The new scenarios, according to Rickerson, reflect ERCOT’s “commitment to improve transparency and visibility into the market and the factors that affect reliability, even when there is a very remote possibility of these events happening.”

ERCOT’s CEO was fired in the wake of the February freeze, and several members of the board, including the chair, resigned. Last month, Brad Jones, previously the chief executive of the New York Independent System Operator, was tapped to lead ERCOT until a permanent CEO is hired.

Grid officials plan to visit some power plants in the state to review summer weatherization plans. While plant visits have occurred in the past for winter weatherization, this would be the first visits to ensure summer reliability.

ERCOT is monitoring current drought conditions, but officials said there is no significant risk at this time. It is also coordinating with transmission service providers to limit planned outages. Grid officials have asked generators to contact gas suppliers to identify any pipeline activities that may impact supply.

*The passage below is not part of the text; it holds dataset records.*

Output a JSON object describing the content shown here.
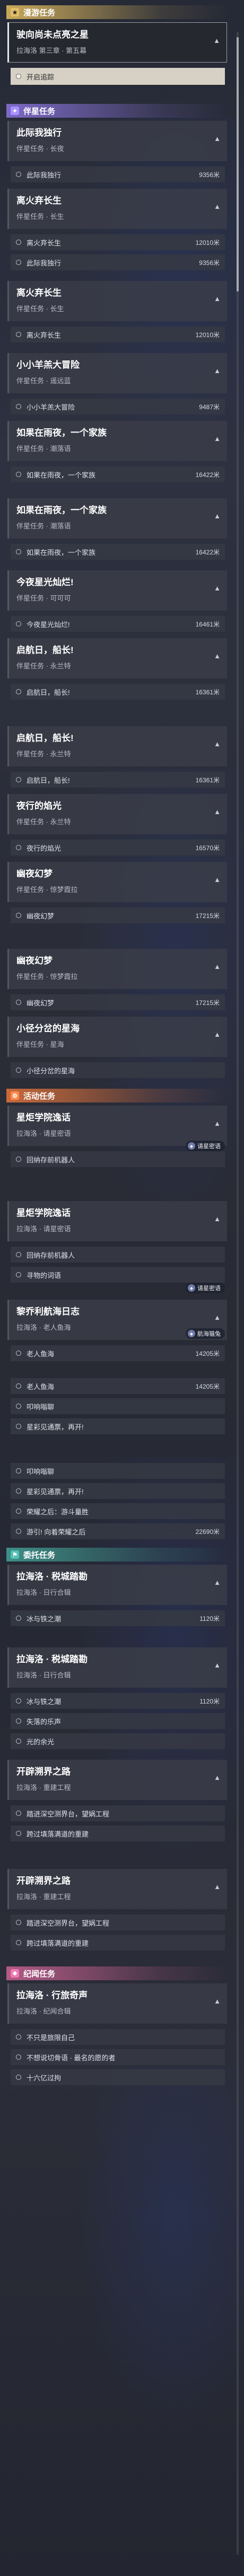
{
  "cat_main": {
    "label": "漫游任务",
    "icon": "star-icon"
  },
  "cat_partner": {
    "label": "伴星任务",
    "icon": "sparkle-icon"
  },
  "cat_event": {
    "label": "活动任务",
    "icon": "gear-icon"
  },
  "cat_daily": {
    "label": "委托任务",
    "icon": "flag-icon"
  },
  "cat_journey": {
    "label": "纪闻任务",
    "icon": "book-icon"
  },
  "mission": {
    "title": "驶向尚未点亮之星",
    "subtitle": "拉海洛 第三章 · 第五幕",
    "tracked_label": "开启追踪"
  },
  "cards": [
    {
      "title": "此际我独行",
      "subtitle": "伴星任务 · 长夜"
    },
    {
      "title": "离火弃长生",
      "subtitle": "伴星任务 · 长生"
    },
    {
      "title": "离火弃长生",
      "subtitle": "伴星任务 · 长生"
    },
    {
      "title": "小小羊羔大冒险",
      "subtitle": "伴星任务 · 遥远蓝"
    },
    {
      "title": "如果在雨夜，一个家族",
      "subtitle": "伴星任务 · 潮落语"
    },
    {
      "title": "如果在雨夜，一个家族",
      "subtitle": "伴星任务 · 潮落语"
    },
    {
      "title": "今夜星光灿烂!",
      "subtitle": "伴星任务 · 可可可"
    },
    {
      "title": "启航日，船长!",
      "subtitle": "伴星任务 · 永兰特"
    },
    {
      "title": "启航日，船长!",
      "subtitle": "伴星任务 · 永兰特"
    },
    {
      "title": "夜行的焰光",
      "subtitle": "伴星任务 · 永兰特"
    },
    {
      "title": "幽夜幻梦",
      "subtitle": "伴星任务 · 惊梦霞拉"
    },
    {
      "title": "幽夜幻梦",
      "subtitle": "伴星任务 · 惊梦霞拉"
    },
    {
      "title": "小径分岔的星海",
      "subtitle": "伴星任务 · 星海"
    },
    {
      "title": "星炬学院逸话",
      "subtitle": "拉海洛 · 请星密语"
    },
    {
      "title": "星炬学院逸话",
      "subtitle": "拉海洛 · 请星密语"
    },
    {
      "title": "黎乔利航海日志",
      "subtitle": "拉海洛 · 老人鱼海"
    },
    {
      "title": "拉海洛 · 税城踏勘",
      "subtitle": "拉海洛 · 日行合辑"
    },
    {
      "title": "拉海洛 · 税城踏勘",
      "subtitle": "拉海洛 · 日行合辑"
    },
    {
      "title": "开辟溯界之路",
      "subtitle": "拉海洛 · 重建工程"
    },
    {
      "title": "开辟溯界之路",
      "subtitle": "拉海洛 · 重建工程"
    },
    {
      "title": "拉海洛 · 行旅奇声",
      "subtitle": "拉海洛 · 纪闻合辑"
    }
  ],
  "rows": [
    {
      "name": "此际我独行",
      "dist": "9356米"
    },
    {
      "name": "离火弃长生",
      "dist": "12010米"
    },
    {
      "name": "此际我独行",
      "dist": "9356米"
    },
    {
      "name": "离火弃长生",
      "dist": "12010米"
    },
    {
      "name": "小小羊羔大冒险",
      "dist": "9487米"
    },
    {
      "name": "如果在雨夜，一个家族",
      "dist": "16422米"
    },
    {
      "name": "如果在雨夜，一个家族",
      "dist": "16422米"
    },
    {
      "name": "今夜星光灿烂!",
      "dist": "16461米"
    },
    {
      "name": "启航日，船长!",
      "dist": "16361米"
    },
    {
      "name": "启航日，船长!",
      "dist": "16361米"
    },
    {
      "name": "夜行的焰光",
      "dist": "16570米"
    },
    {
      "name": "幽夜幻梦",
      "dist": "17215米"
    },
    {
      "name": "幽夜幻梦",
      "dist": "17215米"
    },
    {
      "name": "小径分岔的星海",
      "dist": ""
    },
    {
      "name": "回纳存前机器人",
      "dist": ""
    },
    {
      "name": "回纳存前机器人",
      "dist": ""
    },
    {
      "name": "寻物的词语",
      "dist": ""
    },
    {
      "name": "老人鱼海",
      "dist": "14205米"
    },
    {
      "name": "老人鱼海",
      "dist": "14205米"
    },
    {
      "name": "叩响嗡聊",
      "dist": ""
    },
    {
      "name": "星彩见通票，再开!",
      "dist": ""
    },
    {
      "name": "叩响嗡聊",
      "dist": ""
    },
    {
      "name": "星彩见通票，再开!",
      "dist": ""
    },
    {
      "name": "荣耀之后：游斗量胜",
      "dist": ""
    },
    {
      "name": "游引! 向着荣耀之后",
      "dist": "22690米"
    },
    {
      "name": "冰与铁之潮",
      "dist": "1120米"
    },
    {
      "name": "冰与铁之潮",
      "dist": "1120米"
    },
    {
      "name": "失落的乐声",
      "dist": ""
    },
    {
      "name": "光的余光",
      "dist": ""
    },
    {
      "name": "踏进深空测界台，望娲工程",
      "dist": ""
    },
    {
      "name": "跨过填落满道的重建",
      "dist": ""
    },
    {
      "name": "踏进深空测界台，望娲工程",
      "dist": ""
    },
    {
      "name": "跨过填落满道的重建",
      "dist": ""
    },
    {
      "name": "不只是旅限自己",
      "dist": ""
    },
    {
      "name": "不想说切骨语 · 最名的愿的者",
      "dist": ""
    },
    {
      "name": "十六亿过拘",
      "dist": ""
    }
  ],
  "badges": [
    {
      "label": "请星密语"
    },
    {
      "label": "请星密语"
    },
    {
      "label": "航海猫兔"
    }
  ],
  "colors": {
    "main_accent": "#e2c06a",
    "partner_accent": "#a892ff",
    "event_accent": "#ff8a4c",
    "daily_accent": "#54c0b4",
    "journey_accent": "#f07ab4",
    "selected_row": "#d6d1c4"
  }
}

Looking Ahead

ERCOT said it is monitoring new operational risks that have resulted from changes in the power generation stack. A significant amount of utility-scale solar resources has been added to the grid. At the end of April, utility-scale solar and battery storage projects accounted for almost 80% of the new resources that are being considered for interconnection.

“While tight grid conditions have historically been limited to the hours of highest electric consumption, ERCOT now sees the potential for tight conditions during low-wind conditions, or during the early evening hours when solar resources come offline,” it said. “As the capacity of battery storage increases in ERCOT, these resources are expected to help mitigate some of this risk.”

Meanwhile, preliminary data for this fall indicated there would be sufficient generation to meet system-wide demand under normal system conditions. Based on expected fall peak weather conditions, the data pointed to a seasonal peak demand of 62,662 MW. ERCOT said the grid may still experience temporary tight conditions if high demand days occur. Tight conditions could result from significant maintenance outages, low renewable energy production and/or extreme weather.